Piper Jaffray’s predictions for online ad spending keep going up, and are now expected to go beyond the $80 billion mark by 2011. Higher growth rates at the close of 2006 are one factor, but the research firm points to the people as the true driving force. As more consumers take the reins when it comes to controlling their media diets, and spend more time online and creating their own content, advertisers will continue to boost online budgets. Several prognostications are made in the firm’s new “User Revolution” report, including the domination of video online, a Google dynasty, and the death of the portal.
In December, Piper Jaffray & Co.’s Internet ad revenue forecast for 2011 was at $78 billion, but today’s report raises that estimate to $81.1 billion. “We have more confidence in the growth rates,” of the Internet, said Safa Rashtchy, managing director, senior Internet analyst for the company. According to Rashtchy, when measuring Internet ad spending, the firm includes search advertising, display ads, text links, video advertising and e-mail, but excludes mobile and iTV.
The increasing fragmentation of media choices is among the key factors advertisers will have to face in the coming years, according to the report. This means “ad agencies have to change and adapt to the new realities and become much more mindful of how they should look at the entire landscape of the multiple channels,” said Rashtchy.
Because more touch-points exist, advertisers will need to purchase more inventory across multiple media platforms, particularly the Web, the report adds. Exactly what this means for ad agencies when it comes to media planning and buying is unclear. “We don’t have a blueprint for that,” Rashtchy told ClickZ News. No matter what, though, advertisers can no longer expect to reach audiences only in contextually-relevant places.
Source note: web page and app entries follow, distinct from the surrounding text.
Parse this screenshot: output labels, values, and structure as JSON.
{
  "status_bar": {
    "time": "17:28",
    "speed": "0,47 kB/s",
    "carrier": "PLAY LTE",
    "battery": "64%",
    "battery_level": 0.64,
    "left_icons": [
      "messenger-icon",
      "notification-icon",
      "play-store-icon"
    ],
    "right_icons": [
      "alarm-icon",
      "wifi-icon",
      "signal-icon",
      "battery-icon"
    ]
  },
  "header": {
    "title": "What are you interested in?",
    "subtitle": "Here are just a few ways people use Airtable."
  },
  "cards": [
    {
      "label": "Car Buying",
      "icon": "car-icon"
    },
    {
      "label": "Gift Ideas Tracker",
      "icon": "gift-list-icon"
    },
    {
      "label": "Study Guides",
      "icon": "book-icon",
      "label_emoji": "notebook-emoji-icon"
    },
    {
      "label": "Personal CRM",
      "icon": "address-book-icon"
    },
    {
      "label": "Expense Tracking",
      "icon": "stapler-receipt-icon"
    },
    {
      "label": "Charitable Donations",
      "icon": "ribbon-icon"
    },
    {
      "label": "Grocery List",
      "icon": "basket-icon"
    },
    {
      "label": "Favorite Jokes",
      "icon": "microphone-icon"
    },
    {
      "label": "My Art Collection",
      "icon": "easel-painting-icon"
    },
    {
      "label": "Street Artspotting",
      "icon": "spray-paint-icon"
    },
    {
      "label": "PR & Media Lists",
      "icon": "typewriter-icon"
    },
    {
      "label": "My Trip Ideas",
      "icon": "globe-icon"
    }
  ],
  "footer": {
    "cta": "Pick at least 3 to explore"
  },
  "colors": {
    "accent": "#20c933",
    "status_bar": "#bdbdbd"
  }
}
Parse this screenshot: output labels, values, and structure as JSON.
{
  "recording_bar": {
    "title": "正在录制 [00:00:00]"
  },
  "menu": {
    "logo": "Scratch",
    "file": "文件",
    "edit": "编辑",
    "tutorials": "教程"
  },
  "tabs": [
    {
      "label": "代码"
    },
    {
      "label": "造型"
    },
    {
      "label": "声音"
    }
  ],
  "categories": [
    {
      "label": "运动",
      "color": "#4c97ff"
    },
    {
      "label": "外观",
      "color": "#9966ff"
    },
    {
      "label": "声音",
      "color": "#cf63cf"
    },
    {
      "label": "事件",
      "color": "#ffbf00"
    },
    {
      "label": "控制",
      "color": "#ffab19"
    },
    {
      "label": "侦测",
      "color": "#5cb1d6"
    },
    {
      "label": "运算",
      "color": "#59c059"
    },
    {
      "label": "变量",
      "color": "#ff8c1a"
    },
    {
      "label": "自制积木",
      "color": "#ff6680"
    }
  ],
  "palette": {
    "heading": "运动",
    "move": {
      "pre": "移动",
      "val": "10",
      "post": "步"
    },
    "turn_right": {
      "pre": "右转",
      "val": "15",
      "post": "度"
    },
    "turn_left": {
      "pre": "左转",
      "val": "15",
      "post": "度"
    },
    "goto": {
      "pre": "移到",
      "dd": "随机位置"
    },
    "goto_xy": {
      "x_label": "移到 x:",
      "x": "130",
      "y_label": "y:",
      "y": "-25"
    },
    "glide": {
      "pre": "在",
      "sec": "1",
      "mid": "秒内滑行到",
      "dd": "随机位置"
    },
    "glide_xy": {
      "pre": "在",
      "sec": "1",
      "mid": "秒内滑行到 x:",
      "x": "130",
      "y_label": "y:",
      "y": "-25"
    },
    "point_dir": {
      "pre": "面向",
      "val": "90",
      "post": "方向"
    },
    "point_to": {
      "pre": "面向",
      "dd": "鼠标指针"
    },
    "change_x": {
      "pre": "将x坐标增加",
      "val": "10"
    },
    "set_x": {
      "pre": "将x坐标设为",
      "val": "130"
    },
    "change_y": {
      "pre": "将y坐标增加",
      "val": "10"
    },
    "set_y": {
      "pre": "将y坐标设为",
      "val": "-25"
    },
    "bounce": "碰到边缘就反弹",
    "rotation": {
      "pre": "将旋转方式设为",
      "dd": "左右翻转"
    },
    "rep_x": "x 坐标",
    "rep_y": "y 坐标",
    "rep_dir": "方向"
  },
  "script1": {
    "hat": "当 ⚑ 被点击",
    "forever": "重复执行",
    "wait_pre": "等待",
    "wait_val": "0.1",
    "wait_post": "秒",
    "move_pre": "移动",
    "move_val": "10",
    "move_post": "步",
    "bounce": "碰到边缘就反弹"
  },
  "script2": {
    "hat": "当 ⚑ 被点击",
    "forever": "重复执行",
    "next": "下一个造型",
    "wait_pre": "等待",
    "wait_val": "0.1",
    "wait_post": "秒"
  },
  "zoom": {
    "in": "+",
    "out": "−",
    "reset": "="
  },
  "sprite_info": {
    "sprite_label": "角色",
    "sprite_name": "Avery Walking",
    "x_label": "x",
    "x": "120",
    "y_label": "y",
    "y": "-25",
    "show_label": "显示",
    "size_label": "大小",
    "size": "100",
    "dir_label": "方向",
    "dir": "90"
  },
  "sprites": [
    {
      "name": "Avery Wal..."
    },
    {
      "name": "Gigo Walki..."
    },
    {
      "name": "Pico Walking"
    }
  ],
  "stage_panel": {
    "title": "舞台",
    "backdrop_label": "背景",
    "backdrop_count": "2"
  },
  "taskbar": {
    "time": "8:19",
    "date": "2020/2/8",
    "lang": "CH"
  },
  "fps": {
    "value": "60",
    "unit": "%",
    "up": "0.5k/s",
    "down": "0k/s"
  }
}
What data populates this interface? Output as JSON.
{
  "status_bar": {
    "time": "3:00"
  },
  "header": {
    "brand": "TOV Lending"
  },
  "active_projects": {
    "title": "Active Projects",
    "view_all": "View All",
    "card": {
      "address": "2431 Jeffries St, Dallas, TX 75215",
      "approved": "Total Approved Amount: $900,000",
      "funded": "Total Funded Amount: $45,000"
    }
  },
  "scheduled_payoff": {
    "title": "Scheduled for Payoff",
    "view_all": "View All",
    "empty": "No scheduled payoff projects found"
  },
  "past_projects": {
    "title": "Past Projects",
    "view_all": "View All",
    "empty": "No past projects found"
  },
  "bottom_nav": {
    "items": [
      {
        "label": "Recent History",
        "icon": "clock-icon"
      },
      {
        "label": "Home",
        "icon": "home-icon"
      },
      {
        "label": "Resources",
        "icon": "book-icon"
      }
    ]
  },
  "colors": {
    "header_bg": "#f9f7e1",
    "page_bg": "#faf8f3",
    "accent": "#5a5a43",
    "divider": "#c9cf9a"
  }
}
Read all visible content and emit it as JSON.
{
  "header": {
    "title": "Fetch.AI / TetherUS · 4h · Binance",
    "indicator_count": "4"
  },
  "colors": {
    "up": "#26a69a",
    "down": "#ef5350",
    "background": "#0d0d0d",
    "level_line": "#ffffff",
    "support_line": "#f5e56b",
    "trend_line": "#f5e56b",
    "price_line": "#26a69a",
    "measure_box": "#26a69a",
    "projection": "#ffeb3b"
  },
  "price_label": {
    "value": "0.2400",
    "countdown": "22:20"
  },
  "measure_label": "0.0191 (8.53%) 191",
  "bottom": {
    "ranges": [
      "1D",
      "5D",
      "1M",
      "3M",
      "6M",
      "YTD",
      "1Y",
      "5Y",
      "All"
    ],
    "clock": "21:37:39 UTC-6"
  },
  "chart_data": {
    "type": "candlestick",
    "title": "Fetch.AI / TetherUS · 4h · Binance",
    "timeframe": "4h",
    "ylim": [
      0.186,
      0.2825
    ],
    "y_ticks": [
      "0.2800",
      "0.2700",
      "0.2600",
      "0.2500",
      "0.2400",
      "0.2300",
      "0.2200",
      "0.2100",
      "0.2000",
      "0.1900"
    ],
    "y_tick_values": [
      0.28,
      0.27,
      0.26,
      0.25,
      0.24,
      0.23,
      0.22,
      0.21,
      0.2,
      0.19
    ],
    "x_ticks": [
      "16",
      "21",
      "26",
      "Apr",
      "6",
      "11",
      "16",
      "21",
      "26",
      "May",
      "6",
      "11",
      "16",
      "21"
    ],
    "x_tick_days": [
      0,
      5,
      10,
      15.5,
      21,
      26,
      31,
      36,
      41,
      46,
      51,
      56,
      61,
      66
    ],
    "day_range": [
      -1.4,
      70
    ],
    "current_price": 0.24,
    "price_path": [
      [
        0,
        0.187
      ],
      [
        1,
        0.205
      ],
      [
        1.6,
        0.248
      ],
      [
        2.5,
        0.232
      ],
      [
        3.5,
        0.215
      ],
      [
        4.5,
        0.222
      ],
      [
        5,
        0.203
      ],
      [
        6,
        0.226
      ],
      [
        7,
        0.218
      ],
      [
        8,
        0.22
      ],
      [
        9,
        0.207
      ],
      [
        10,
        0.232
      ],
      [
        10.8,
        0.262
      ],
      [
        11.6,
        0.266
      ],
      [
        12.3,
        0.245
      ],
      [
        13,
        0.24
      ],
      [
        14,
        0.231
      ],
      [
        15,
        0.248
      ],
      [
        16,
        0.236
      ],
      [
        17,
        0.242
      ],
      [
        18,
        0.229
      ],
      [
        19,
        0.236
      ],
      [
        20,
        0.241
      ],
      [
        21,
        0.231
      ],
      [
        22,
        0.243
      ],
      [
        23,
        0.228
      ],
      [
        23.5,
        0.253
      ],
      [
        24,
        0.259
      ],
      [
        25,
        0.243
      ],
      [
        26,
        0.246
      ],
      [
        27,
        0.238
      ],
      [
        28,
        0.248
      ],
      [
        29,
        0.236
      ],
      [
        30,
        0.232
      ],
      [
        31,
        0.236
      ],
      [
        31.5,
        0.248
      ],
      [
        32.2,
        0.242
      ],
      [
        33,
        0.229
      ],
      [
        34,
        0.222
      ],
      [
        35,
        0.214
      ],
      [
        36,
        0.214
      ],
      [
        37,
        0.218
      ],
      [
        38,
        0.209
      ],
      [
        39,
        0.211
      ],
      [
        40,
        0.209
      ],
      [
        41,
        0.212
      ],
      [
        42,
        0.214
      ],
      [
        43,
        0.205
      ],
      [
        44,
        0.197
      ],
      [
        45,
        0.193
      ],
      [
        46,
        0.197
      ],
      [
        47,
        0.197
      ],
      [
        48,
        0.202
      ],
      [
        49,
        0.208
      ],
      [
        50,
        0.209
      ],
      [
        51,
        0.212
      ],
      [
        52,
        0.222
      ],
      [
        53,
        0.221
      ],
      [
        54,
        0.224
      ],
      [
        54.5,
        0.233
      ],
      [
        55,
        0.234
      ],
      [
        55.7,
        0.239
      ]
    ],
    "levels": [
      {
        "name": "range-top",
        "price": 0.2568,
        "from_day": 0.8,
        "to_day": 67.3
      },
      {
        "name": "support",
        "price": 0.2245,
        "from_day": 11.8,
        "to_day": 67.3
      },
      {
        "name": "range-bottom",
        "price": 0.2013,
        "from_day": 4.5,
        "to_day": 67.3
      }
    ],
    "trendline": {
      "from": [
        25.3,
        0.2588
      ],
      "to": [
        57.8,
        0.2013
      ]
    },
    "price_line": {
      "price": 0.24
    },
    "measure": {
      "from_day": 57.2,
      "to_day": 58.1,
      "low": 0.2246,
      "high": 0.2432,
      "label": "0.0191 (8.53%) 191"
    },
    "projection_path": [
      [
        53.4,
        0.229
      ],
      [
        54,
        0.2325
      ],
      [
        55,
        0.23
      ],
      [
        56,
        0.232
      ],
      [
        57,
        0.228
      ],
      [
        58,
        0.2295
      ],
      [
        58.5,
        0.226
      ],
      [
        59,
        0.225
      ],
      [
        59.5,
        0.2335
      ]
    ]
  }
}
The explosion of niche content online and the related segmentation of audiences, however, will continue to drive online ad spending by small advertisers that otherwise cannot afford mass market vehicles. This “will actually give more power to small advertisers,” Rashtchy said. Still, big brand advertisers will continue to shell out the lion’s share of online ad dollars, he continued, noting consumer packaged goods and automotive advertisers will maintain their big spender positions. “Over time, there won’t be much difference between the Web and the rest of the media channels….It will reflect overall advertising dollars out there,” he added.
In terms of ad formats, video will be at the forefront of the coming growth spurt for brand advertisers moving money from TV to Web.
Another focus of the report is on the rise of what Piper refers to as “communitainment” and “usites,” or user-generated sites. More and more, people are merging their objectives when it comes to using media. Transaction-based communication as we know it is morphing with online entertainment and communal activity to form “communitainment.” Continued Rashtchy, “They’re not going to compartmentalize their time.” Therefore, advertisers “need to look at new ways of interacting with customers, not just reaching them,” he said.
Indeed, even advertising on portals will become less significant as search fills the portals’ role as keeper of the Web onramp. “The value of reaching 50 million people on Yahoo’s front page…has diminished quite a bit if [users are] only going there quickly to check their calendars or e-mail,” said Rashtchy. Advertisers, he added, “need to complement those with places where they can really impact the brand by getting engaged with the users.”
To reach the ever-increasing small, niche content sites, advertisers will increase spending on ad networks.
Yahoo is among the firms spotlighted as ones to watch over the next few years, along with News Corp., Microsoft, Brightcove, Valueclick, Digg, and the shining star of the report, Google, deemed the most important company to watch in next ten years. As a result of the search firm’s brand presence and aggressive product development, notes the report, “We believe that Google can eventually achieve 70 percent to 80 percent market share both in the United States and worldwide.”
They're arguably the most annoying video ad formats in existence, but soon they'll be a thing of the past, at least on YouTube.
On Thursday, Twitter reported its earnings for Q4 2016, and the results have raised questions about the company's long-term future.
From its $1.5 billion air cargo hub to its growing network of contract last-mile delivery drivers, Amazon is increasingly looking like a logistics company; but shipping and logistics giant FedEx isn't sitting idly by.
Havas Group's Meaningful Brands report delivers sobering news for brands: consumers wouldn't care if 74% of the brands they use disappeared off the face of the earth.